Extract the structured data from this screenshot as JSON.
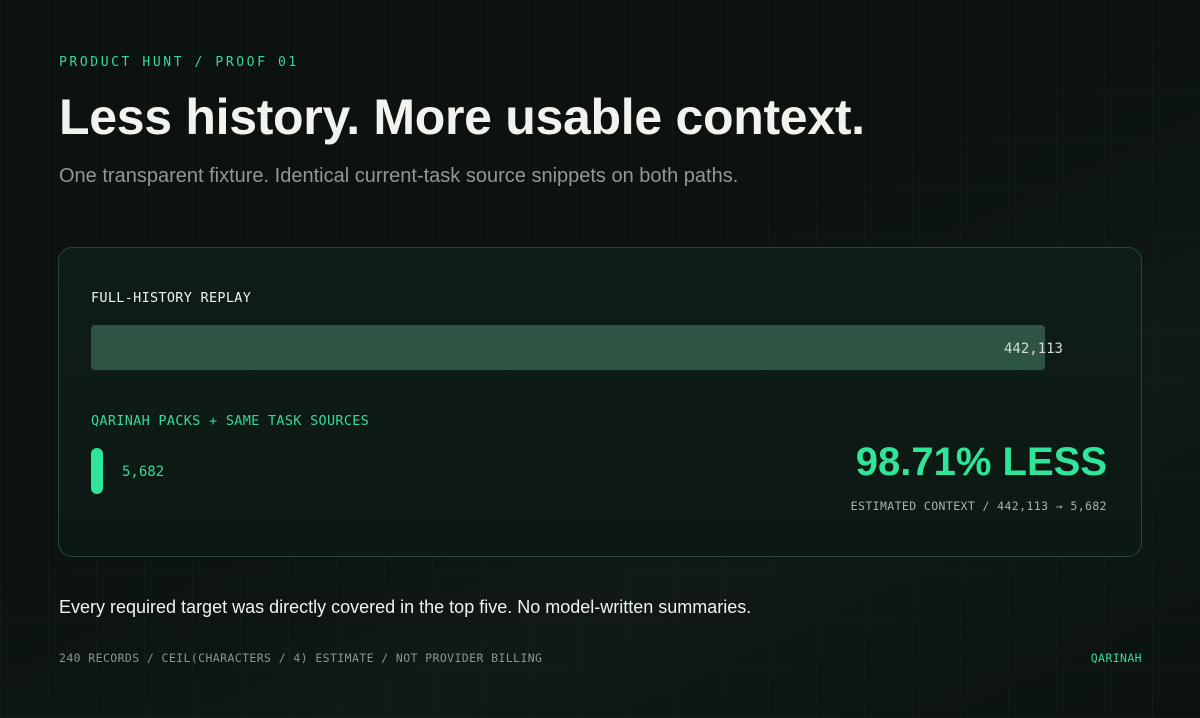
{
  "eyebrow": "PRODUCT HUNT / PROOF 01",
  "headline": "Less history. More usable context.",
  "subhead": "One transparent fixture. Identical current-task source snippets on both paths.",
  "comparison": {
    "full_history": {
      "label": "FULL-HISTORY REPLAY",
      "value": 442113,
      "value_text": "442,113"
    },
    "qarinah": {
      "label": "QARINAH PACKS + SAME TASK SOURCES",
      "value": 5682,
      "value_text": "5,682"
    },
    "reduction": "98.71% LESS",
    "caption": "ESTIMATED CONTEXT / 442,113 → 5,682"
  },
  "summary": "Every required target was directly covered in the top five. No model-written summaries.",
  "footer": {
    "method": "240 RECORDS / CEIL(CHARACTERS / 4) ESTIMATE / NOT PROVIDER BILLING",
    "brand": "QARINAH"
  },
  "colors": {
    "accent": "#2ee59a",
    "accent_text": "#35d99a",
    "full_bar": "#2e5444",
    "background": "#0b120f",
    "card_border": "#28473a"
  }
}
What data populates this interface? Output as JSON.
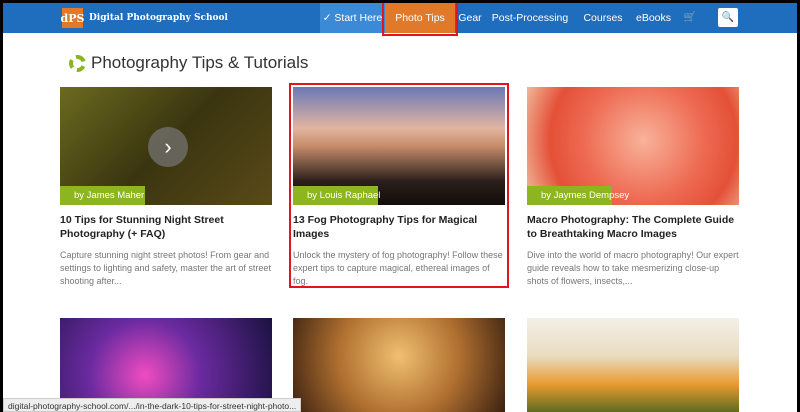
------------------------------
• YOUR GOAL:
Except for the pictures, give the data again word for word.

• RESPONSE BOX:
Extract the structured data from this screenshot as JSON.
{
  "eyebrow": "PRODUCT HUNT / PROOF 01",
  "headline": "Less history. More usable context.",
  "subhead": "One transparent fixture. Identical current-task source snippets on both paths.",
  "comparison": {
    "full_history": {
      "label": "FULL-HISTORY REPLAY",
      "value": 442113,
      "value_text": "442,113"
    },
    "qarinah": {
      "label": "QARINAH PACKS + SAME TASK SOURCES",
      "value": 5682,
      "value_text": "5,682"
    },
    "reduction": "98.71% LESS",
    "caption": "ESTIMATED CONTEXT / 442,113 → 5,682"
  },
  "summary": "Every required target was directly covered in the top five. No model-written summaries.",
  "footer": {
    "method": "240 RECORDS / CEIL(CHARACTERS / 4) ESTIMATE / NOT PROVIDER BILLING",
    "brand": "QARINAH"
  },
  "colors": {
    "accent": "#2ee59a",
    "accent_text": "#35d99a",
    "full_bar": "#2e5444",
    "background": "#0b120f",
    "card_border": "#28473a"
  }
}
What data populates this interface? Output as JSON.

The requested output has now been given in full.